* **Work instruction**
Nothing but an exact repeat of the entries below should appear in your answer.

################

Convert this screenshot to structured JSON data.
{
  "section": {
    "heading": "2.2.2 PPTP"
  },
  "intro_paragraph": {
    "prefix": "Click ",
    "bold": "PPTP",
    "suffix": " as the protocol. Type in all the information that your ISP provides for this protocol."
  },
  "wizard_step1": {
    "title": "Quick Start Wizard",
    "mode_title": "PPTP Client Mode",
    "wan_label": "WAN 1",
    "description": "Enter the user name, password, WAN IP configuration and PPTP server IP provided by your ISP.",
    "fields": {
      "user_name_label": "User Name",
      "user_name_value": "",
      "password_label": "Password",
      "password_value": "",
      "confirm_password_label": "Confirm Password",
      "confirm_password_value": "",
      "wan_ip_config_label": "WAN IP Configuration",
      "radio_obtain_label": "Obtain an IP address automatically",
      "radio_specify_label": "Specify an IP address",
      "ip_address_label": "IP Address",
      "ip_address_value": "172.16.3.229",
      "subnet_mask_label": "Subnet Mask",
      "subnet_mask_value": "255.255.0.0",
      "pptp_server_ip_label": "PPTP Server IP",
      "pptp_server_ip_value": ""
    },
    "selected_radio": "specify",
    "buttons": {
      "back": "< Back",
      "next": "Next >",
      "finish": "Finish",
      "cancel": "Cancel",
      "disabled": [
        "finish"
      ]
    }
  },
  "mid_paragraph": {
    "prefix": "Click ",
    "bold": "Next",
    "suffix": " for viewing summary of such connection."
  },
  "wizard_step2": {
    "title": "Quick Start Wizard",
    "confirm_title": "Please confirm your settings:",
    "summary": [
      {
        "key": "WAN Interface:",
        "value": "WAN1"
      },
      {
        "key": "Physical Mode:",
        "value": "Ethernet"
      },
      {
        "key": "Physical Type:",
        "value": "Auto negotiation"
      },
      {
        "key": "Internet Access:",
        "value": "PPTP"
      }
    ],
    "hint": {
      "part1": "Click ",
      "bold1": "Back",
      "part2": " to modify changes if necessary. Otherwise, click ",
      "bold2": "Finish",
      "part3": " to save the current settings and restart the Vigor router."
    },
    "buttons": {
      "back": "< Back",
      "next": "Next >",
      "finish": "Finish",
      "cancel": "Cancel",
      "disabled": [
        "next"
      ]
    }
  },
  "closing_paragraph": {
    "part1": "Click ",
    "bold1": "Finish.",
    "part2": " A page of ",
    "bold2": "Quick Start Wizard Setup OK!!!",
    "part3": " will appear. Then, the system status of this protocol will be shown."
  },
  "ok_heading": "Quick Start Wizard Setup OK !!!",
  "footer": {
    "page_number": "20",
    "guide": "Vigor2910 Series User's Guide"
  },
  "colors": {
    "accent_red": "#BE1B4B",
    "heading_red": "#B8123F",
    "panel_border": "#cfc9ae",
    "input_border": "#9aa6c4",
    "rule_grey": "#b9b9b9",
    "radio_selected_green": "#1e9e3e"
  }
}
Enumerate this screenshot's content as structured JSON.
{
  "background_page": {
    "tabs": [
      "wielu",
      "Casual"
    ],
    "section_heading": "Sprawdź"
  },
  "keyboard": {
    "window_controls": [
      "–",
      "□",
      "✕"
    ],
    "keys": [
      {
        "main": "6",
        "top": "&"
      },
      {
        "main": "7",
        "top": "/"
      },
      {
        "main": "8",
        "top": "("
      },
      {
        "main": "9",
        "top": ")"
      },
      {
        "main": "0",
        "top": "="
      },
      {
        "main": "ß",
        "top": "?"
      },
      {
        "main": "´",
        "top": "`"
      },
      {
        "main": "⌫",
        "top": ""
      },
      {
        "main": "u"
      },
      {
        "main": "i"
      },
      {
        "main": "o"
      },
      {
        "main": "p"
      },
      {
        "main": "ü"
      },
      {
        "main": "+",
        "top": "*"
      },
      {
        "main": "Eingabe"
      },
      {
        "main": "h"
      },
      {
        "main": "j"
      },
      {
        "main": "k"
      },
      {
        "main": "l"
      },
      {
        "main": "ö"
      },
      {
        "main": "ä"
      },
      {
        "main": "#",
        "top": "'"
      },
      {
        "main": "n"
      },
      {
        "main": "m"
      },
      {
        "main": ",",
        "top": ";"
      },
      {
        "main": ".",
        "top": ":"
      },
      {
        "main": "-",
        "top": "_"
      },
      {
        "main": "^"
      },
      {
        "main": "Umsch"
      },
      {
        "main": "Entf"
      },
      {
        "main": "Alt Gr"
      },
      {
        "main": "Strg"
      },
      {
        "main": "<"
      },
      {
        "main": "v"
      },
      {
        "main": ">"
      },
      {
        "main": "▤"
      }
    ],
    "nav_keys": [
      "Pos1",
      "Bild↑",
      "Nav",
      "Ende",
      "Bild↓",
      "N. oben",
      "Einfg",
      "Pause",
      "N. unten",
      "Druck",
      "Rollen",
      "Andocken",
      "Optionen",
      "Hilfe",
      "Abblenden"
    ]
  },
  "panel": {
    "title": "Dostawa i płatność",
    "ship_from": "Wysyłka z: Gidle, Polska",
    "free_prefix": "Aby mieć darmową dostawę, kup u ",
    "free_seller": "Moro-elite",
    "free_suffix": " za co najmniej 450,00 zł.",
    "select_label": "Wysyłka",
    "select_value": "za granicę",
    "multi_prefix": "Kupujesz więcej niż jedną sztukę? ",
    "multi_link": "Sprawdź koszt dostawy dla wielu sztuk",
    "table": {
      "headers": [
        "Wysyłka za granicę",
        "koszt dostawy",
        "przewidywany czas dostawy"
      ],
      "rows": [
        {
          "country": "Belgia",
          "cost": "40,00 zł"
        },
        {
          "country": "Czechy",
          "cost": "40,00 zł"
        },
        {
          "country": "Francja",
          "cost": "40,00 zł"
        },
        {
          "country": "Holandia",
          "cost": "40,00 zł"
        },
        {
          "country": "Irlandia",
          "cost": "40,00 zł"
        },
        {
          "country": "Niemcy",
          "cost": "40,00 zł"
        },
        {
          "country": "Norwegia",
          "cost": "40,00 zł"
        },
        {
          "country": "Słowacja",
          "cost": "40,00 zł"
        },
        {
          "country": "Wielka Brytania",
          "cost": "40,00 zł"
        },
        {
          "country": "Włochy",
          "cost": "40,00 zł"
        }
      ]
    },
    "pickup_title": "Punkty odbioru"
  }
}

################

* **Exercise result**
Convert this screenshot to structured JSON data.
{
  "section": {
    "heading": "2.2.2 PPTP"
  },
  "intro_paragraph": {
    "prefix": "Click ",
    "bold": "PPTP",
    "suffix": " as the protocol. Type in all the information that your ISP provides for this protocol."
  },
  "wizard_step1": {
    "title": "Quick Start Wizard",
    "mode_title": "PPTP Client Mode",
    "wan_label": "WAN 1",
    "description": "Enter the user name, password, WAN IP configuration and PPTP server IP provided by your ISP.",
    "fields": {
      "user_name_label": "User Name",
      "user_name_value": "",
      "password_label": "Password",
      "password_value": "",
      "confirm_password_label": "Confirm Password",
      "confirm_password_value": "",
      "wan_ip_config_label": "WAN IP Configuration",
      "radio_obtain_label": "Obtain an IP address automatically",
      "radio_specify_label": "Specify an IP address",
      "ip_address_label": "IP Address",
      "ip_address_value": "172.16.3.229",
      "subnet_mask_label": "Subnet Mask",
      "subnet_mask_value": "255.255.0.0",
      "pptp_server_ip_label": "PPTP Server IP",
      "pptp_server_ip_value": ""
    },
    "selected_radio": "specify",
    "buttons": {
      "back": "< Back",
      "next": "Next >",
      "finish": "Finish",
      "cancel": "Cancel",
      "disabled": [
        "finish"
      ]
    }
  },
  "mid_paragraph": {
    "prefix": "Click ",
    "bold": "Next",
    "suffix": " for viewing summary of such connection."
  },
  "wizard_step2": {
    "title": "Quick Start Wizard",
    "confirm_title": "Please confirm your settings:",
    "summary": [
      {
        "key": "WAN Interface:",
        "value": "WAN1"
      },
      {
        "key": "Physical Mode:",
        "value": "Ethernet"
      },
      {
        "key": "Physical Type:",
        "value": "Auto negotiation"
      },
      {
        "key": "Internet Access:",
        "value": "PPTP"
      }
    ],
    "hint": {
      "part1": "Click ",
      "bold1": "Back",
      "part2": " to modify changes if necessary. Otherwise, click ",
      "bold2": "Finish",
      "part3": " to save the current settings and restart the Vigor router."
    },
    "buttons": {
      "back": "< Back",
      "next": "Next >",
      "finish": "Finish",
      "cancel": "Cancel",
      "disabled": [
        "next"
      ]
    }
  },
  "closing_paragraph": {
    "part1": "Click ",
    "bold1": "Finish.",
    "part2": " A page of ",
    "bold2": "Quick Start Wizard Setup OK!!!",
    "part3": " will appear. Then, the system status of this protocol will be shown."
  },
  "ok_heading": "Quick Start Wizard Setup OK !!!",
  "footer": {
    "page_number": "20",
    "guide": "Vigor2910 Series User's Guide"
  },
  "colors": {
    "accent_red": "#BE1B4B",
    "heading_red": "#B8123F",
    "panel_border": "#cfc9ae",
    "input_border": "#9aa6c4",
    "rule_grey": "#b9b9b9",
    "radio_selected_green": "#1e9e3e"
  }
}
Enumerate this screenshot's content as structured JSON.
{
  "background_page": {
    "tabs": [
      "wielu",
      "Casual"
    ],
    "section_heading": "Sprawdź"
  },
  "keyboard": {
    "window_controls": [
      "–",
      "□",
      "✕"
    ],
    "keys": [
      {
        "main": "6",
        "top": "&"
      },
      {
        "main": "7",
        "top": "/"
      },
      {
        "main": "8",
        "top": "("
      },
      {
        "main": "9",
        "top": ")"
      },
      {
        "main": "0",
        "top": "="
      },
      {
        "main": "ß",
        "top": "?"
      },
      {
        "main": "´",
        "top": "`"
      },
      {
        "main": "⌫",
        "top": ""
      },
      {
        "main": "u"
      },
      {
        "main": "i"
      },
      {
        "main": "o"
      },
      {
        "main": "p"
      },
      {
        "main": "ü"
      },
      {
        "main": "+",
        "top": "*"
      },
      {
        "main": "Eingabe"
      },
      {
        "main": "h"
      },
      {
        "main": "j"
      },
      {
        "main": "k"
      },
      {
        "main": "l"
      },
      {
        "main": "ö"
      },
      {
        "main": "ä"
      },
      {
        "main": "#",
        "top": "'"
      },
      {
        "main": "n"
      },
      {
        "main": "m"
      },
      {
        "main": ",",
        "top": ";"
      },
      {
        "main": ".",
        "top": ":"
      },
      {
        "main": "-",
        "top": "_"
      },
      {
        "main": "^"
      },
      {
        "main": "Umsch"
      },
      {
        "main": "Entf"
      },
      {
        "main": "Alt Gr"
      },
      {
        "main": "Strg"
      },
      {
        "main": "<"
      },
      {
        "main": "v"
      },
      {
        "main": ">"
      },
      {
        "main": "▤"
      }
    ],
    "nav_keys": [
      "Pos1",
      "Bild↑",
      "Nav",
      "Ende",
      "Bild↓",
      "N. oben",
      "Einfg",
      "Pause",
      "N. unten",
      "Druck",
      "Rollen",
      "Andocken",
      "Optionen",
      "Hilfe",
      "Abblenden"
    ]
  },
  "panel": {
    "title": "Dostawa i płatność",
    "ship_from": "Wysyłka z: Gidle, Polska",
    "free_prefix": "Aby mieć darmową dostawę, kup u ",
    "free_seller": "Moro-elite",
    "free_suffix": " za co najmniej 450,00 zł.",
    "select_label": "Wysyłka",
    "select_value": "za granicę",
    "multi_prefix": "Kupujesz więcej niż jedną sztukę? ",
    "multi_link": "Sprawdź koszt dostawy dla wielu sztuk",
    "table": {
      "headers": [
        "Wysyłka za granicę",
        "koszt dostawy",
        "przewidywany czas dostawy"
      ],
      "rows": [
        {
          "country": "Belgia",
          "cost": "40,00 zł"
        },
        {
          "country": "Czechy",
          "cost": "40,00 zł"
        },
        {
          "country": "Francja",
          "cost": "40,00 zł"
        },
        {
          "country": "Holandia",
          "cost": "40,00 zł"
        },
        {
          "country": "Irlandia",
          "cost": "40,00 zł"
        },
        {
          "country": "Niemcy",
          "cost": "40,00 zł"
        },
        {
          "country": "Norwegia",
          "cost": "40,00 zł"
        },
        {
          "country": "Słowacja",
          "cost": "40,00 zł"
        },
        {
          "country": "Wielka Brytania",
          "cost": "40,00 zł"
        },
        {
          "country": "Włochy",
          "cost": "40,00 zł"
        }
      ]
    },
    "pickup_title": "Punkty odbioru"
  }
}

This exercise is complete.